- **Goal of the exercise**: Check each line of the listing for the word "LDAPClient" and report the ones that have it.

- **Available data**:
****
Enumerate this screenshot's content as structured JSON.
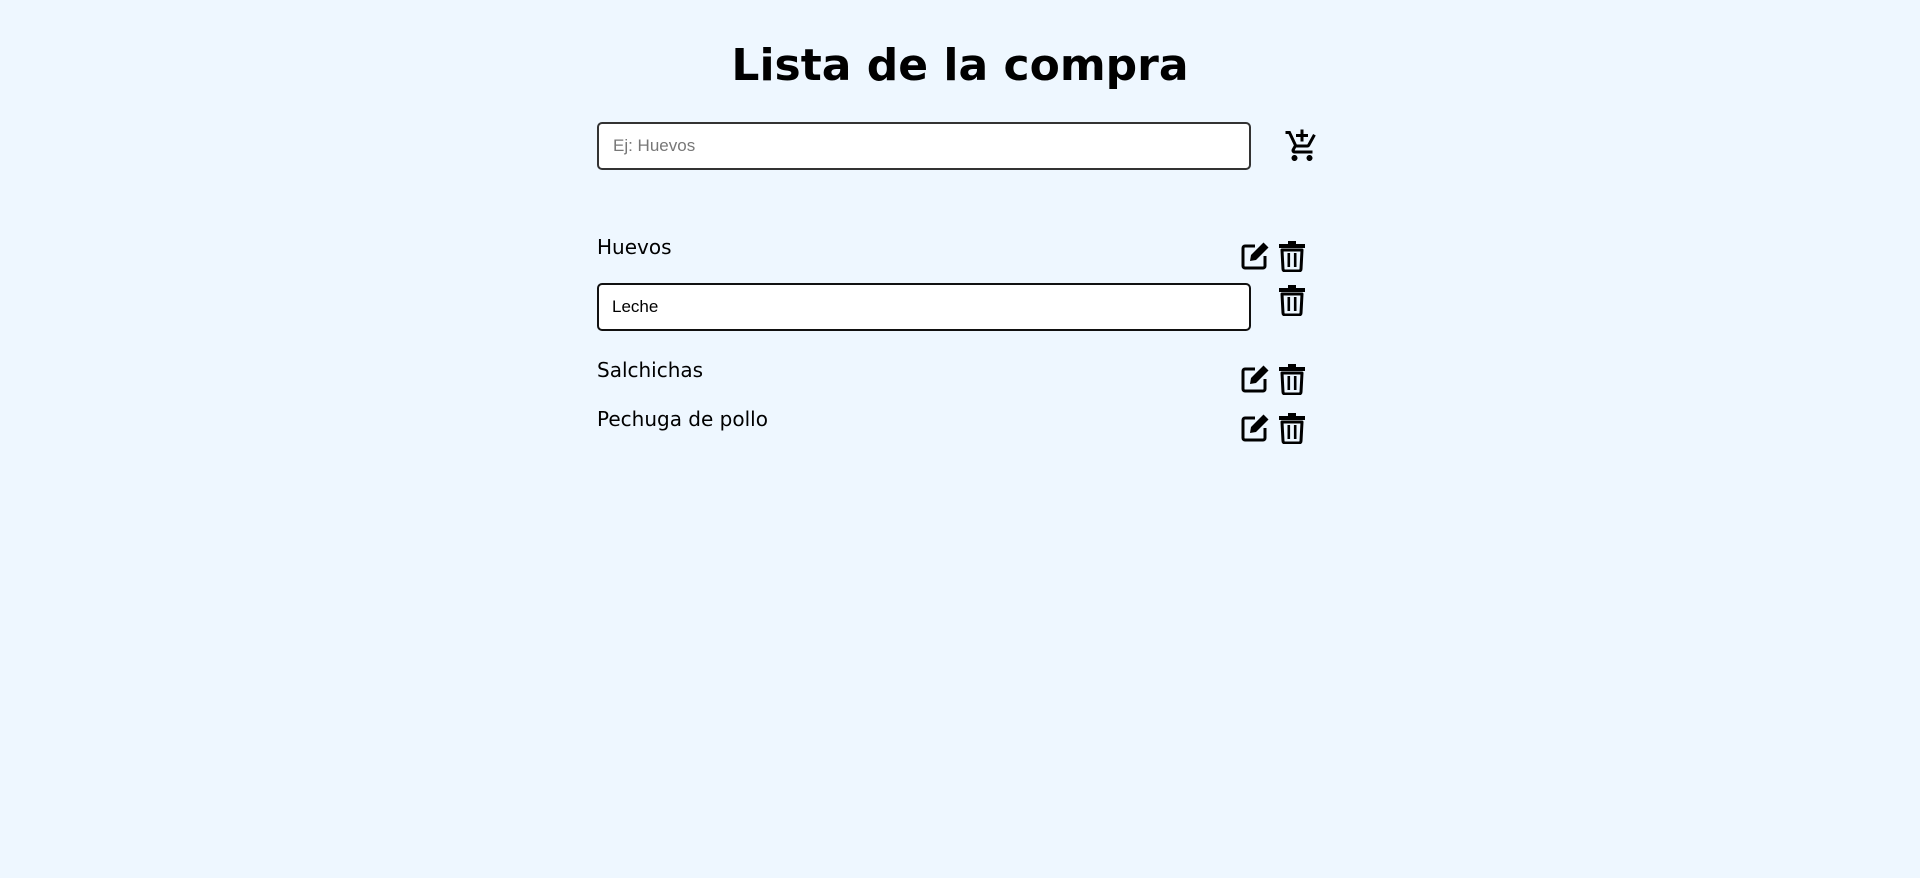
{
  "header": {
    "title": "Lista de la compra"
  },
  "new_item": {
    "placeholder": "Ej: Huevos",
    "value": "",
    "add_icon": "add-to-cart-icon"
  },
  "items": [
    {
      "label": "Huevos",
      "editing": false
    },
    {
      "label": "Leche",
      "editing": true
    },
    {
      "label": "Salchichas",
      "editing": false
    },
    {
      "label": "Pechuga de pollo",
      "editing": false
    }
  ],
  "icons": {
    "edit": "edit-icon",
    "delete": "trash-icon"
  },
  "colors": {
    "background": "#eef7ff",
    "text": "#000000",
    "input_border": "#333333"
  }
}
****
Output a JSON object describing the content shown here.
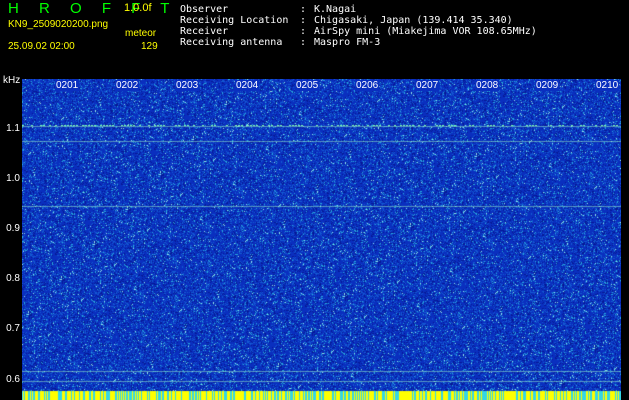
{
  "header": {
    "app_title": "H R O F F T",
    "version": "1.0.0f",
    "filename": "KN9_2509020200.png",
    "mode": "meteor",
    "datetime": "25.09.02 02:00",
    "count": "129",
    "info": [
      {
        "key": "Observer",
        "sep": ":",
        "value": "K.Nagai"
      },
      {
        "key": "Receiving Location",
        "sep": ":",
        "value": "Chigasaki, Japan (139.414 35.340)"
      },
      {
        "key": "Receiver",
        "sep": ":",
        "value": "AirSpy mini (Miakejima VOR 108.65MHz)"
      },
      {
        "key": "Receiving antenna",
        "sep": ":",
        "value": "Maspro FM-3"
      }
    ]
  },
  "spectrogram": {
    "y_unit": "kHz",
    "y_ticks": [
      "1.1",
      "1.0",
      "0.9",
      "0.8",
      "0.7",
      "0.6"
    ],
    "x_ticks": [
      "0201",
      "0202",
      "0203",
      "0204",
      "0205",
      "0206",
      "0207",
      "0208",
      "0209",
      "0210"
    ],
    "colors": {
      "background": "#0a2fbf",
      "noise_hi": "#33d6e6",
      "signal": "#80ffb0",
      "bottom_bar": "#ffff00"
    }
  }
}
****
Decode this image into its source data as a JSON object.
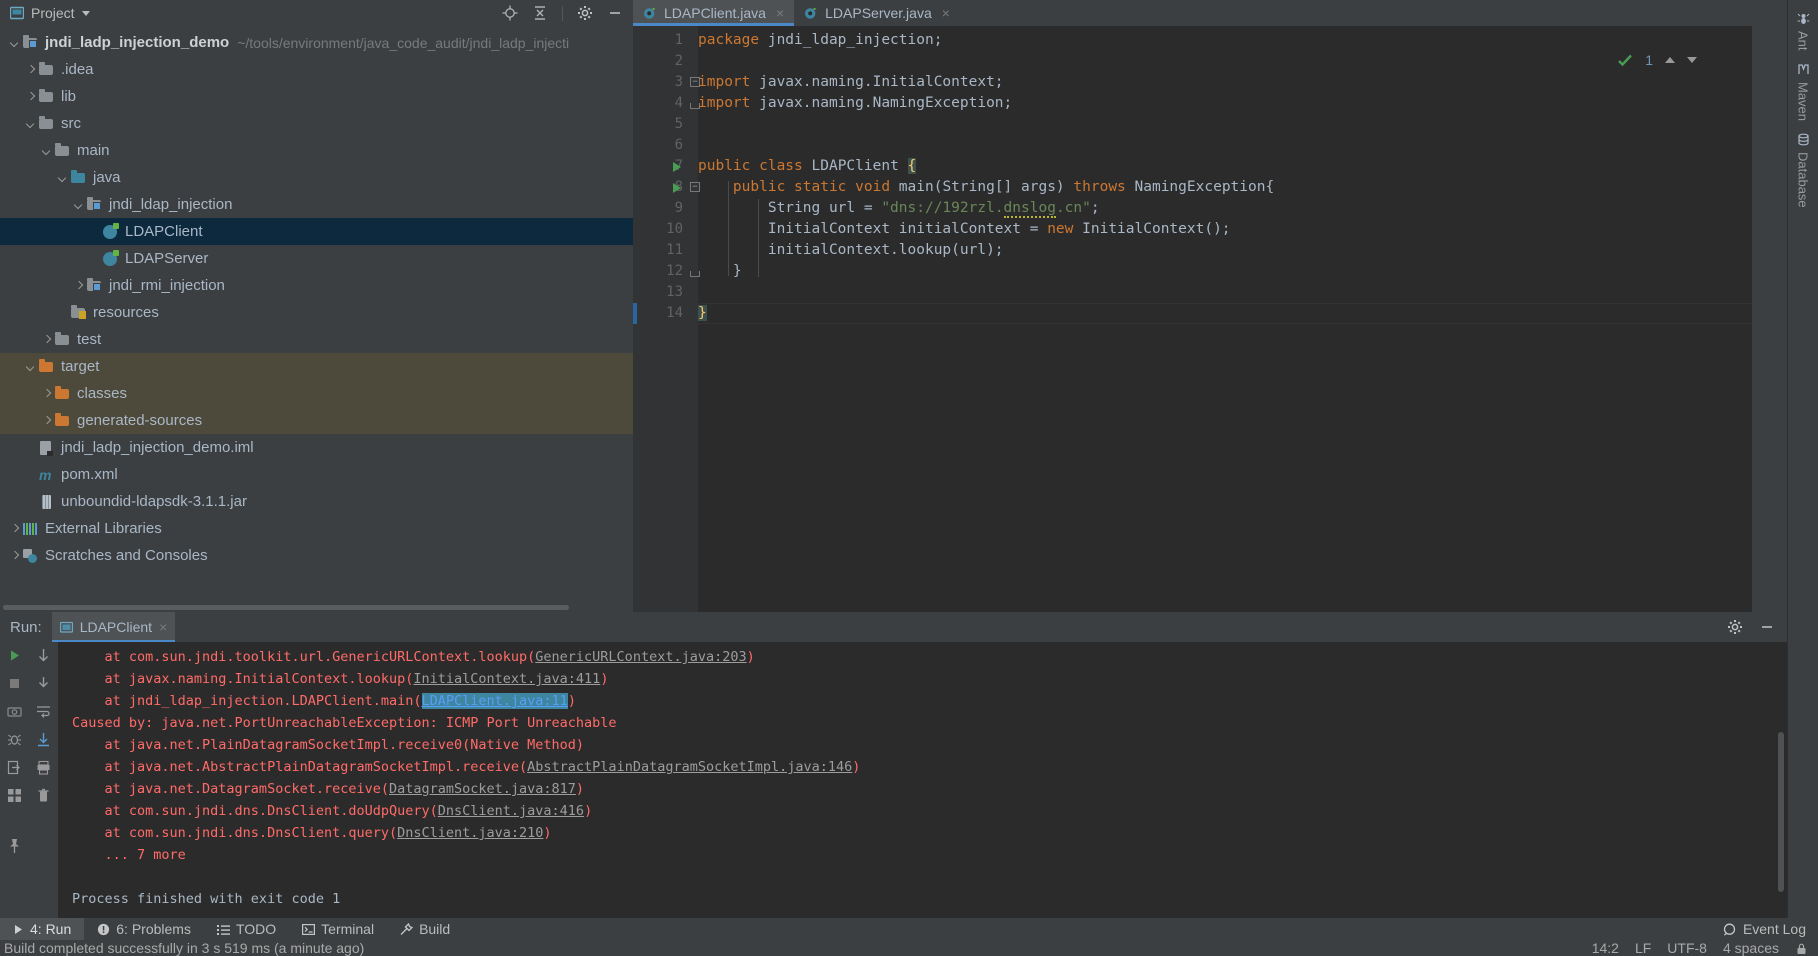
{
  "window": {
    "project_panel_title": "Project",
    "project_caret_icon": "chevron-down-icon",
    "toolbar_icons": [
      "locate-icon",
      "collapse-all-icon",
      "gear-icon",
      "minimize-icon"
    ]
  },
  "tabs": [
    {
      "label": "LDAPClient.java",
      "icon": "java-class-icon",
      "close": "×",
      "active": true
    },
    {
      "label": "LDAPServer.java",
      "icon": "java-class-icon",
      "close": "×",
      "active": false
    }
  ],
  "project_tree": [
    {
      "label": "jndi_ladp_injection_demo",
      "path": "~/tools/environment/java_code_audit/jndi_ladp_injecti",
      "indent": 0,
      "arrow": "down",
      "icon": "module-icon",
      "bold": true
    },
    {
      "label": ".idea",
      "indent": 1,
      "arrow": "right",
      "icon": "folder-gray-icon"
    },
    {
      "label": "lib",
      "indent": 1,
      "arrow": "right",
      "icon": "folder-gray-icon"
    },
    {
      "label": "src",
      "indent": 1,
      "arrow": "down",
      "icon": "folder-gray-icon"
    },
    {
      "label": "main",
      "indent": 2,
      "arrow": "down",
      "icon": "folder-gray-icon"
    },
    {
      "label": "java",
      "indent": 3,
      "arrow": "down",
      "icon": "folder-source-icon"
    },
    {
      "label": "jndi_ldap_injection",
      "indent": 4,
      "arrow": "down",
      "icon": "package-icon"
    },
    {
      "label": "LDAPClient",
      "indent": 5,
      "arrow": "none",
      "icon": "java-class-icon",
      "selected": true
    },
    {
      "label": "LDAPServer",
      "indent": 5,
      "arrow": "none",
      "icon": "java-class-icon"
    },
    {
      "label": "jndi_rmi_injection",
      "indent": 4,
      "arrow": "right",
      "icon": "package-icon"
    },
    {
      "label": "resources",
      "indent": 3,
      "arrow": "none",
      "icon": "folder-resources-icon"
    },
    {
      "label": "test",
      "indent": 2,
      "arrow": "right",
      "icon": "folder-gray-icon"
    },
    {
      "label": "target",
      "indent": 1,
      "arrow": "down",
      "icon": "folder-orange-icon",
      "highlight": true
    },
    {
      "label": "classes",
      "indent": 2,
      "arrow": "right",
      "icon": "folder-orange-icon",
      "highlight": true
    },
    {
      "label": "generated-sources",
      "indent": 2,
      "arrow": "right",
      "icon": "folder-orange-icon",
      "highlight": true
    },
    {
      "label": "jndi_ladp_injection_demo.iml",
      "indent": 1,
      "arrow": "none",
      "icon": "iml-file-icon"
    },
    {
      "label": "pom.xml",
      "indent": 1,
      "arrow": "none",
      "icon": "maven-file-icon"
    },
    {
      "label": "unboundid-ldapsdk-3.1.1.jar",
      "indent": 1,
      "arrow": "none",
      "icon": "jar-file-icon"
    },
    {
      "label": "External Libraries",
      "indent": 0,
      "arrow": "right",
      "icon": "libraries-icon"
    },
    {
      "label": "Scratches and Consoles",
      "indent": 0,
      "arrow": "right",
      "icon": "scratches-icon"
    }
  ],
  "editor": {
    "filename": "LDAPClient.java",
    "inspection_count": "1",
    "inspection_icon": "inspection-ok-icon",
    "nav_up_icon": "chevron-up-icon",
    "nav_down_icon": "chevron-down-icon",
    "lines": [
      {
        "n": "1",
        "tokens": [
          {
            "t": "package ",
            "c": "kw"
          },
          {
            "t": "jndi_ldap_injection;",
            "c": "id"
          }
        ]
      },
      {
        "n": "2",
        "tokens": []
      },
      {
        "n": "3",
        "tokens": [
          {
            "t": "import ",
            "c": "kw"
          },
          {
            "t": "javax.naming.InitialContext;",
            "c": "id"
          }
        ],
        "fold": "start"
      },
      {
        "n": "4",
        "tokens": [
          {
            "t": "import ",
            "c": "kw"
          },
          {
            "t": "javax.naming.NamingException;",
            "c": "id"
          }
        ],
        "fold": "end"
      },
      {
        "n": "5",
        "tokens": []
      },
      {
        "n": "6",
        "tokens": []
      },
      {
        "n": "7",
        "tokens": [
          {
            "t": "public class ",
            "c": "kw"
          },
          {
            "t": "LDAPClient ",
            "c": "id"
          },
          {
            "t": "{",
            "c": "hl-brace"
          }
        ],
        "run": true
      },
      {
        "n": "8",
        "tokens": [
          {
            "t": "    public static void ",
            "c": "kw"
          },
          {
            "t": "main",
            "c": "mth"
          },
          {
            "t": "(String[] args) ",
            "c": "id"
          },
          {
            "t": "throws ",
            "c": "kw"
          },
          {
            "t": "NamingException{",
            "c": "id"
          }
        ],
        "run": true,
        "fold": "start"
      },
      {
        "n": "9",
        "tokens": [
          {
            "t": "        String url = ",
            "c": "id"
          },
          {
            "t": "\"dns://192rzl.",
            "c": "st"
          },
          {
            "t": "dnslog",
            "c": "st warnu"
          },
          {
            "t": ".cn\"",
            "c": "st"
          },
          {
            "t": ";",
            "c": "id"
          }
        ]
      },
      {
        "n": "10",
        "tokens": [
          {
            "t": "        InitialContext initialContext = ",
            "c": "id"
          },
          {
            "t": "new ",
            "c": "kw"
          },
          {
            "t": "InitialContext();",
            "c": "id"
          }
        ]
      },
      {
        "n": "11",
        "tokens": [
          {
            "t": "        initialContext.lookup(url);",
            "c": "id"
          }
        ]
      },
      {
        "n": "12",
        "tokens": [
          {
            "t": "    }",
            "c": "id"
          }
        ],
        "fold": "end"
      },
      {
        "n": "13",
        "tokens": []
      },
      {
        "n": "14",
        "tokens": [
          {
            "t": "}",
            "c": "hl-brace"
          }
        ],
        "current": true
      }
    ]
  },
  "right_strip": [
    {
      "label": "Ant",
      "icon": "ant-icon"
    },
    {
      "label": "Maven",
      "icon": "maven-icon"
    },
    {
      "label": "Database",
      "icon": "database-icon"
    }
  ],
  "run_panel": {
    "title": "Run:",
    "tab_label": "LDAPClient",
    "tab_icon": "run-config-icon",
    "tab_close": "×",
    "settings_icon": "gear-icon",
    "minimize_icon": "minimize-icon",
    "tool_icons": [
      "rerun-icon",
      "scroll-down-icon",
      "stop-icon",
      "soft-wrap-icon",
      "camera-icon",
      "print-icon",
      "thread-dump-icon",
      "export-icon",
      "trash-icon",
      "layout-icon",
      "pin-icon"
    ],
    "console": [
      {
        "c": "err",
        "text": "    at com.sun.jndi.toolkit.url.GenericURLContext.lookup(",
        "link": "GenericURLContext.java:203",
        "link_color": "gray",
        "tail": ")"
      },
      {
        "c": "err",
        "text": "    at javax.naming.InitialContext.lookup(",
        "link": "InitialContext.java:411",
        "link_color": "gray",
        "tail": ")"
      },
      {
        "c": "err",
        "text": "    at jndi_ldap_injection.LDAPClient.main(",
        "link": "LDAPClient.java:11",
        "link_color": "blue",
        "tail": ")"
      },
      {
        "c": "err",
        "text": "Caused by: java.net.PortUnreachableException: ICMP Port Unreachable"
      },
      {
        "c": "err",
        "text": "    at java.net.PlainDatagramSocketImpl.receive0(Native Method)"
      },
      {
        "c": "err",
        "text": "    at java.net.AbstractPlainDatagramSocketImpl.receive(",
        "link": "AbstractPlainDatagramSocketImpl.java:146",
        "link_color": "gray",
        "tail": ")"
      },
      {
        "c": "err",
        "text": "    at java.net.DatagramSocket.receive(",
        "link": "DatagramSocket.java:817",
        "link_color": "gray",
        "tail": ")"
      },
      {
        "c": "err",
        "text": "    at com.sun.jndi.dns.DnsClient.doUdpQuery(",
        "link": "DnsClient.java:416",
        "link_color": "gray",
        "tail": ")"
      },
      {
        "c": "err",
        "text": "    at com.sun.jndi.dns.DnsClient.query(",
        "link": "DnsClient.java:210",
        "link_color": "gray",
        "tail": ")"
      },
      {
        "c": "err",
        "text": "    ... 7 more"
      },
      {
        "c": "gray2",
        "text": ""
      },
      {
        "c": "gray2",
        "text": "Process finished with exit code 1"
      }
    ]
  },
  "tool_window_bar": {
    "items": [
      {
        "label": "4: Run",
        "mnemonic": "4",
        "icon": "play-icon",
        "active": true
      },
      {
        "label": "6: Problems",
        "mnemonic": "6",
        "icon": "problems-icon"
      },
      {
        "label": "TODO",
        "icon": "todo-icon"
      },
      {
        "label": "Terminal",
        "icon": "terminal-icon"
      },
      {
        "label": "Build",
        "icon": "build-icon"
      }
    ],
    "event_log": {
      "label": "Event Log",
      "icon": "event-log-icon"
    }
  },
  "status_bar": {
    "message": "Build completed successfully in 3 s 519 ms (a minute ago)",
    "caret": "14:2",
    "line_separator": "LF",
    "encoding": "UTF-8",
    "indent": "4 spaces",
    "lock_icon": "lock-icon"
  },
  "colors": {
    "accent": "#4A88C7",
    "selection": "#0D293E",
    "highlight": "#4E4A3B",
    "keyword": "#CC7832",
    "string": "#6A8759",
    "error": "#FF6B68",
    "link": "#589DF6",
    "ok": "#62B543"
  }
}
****
- **Response to the task**:
      "label": "LDAPClient.java",
      "label": "LDAPClient",
    "filename": "LDAPClient.java",
            "t": "LDAPClient ",
    "tab_label": "LDAPClient",
        "text": "    at jndi_ldap_injection.LDAPClient.main(",
        "link": "LDAPClient.java:11",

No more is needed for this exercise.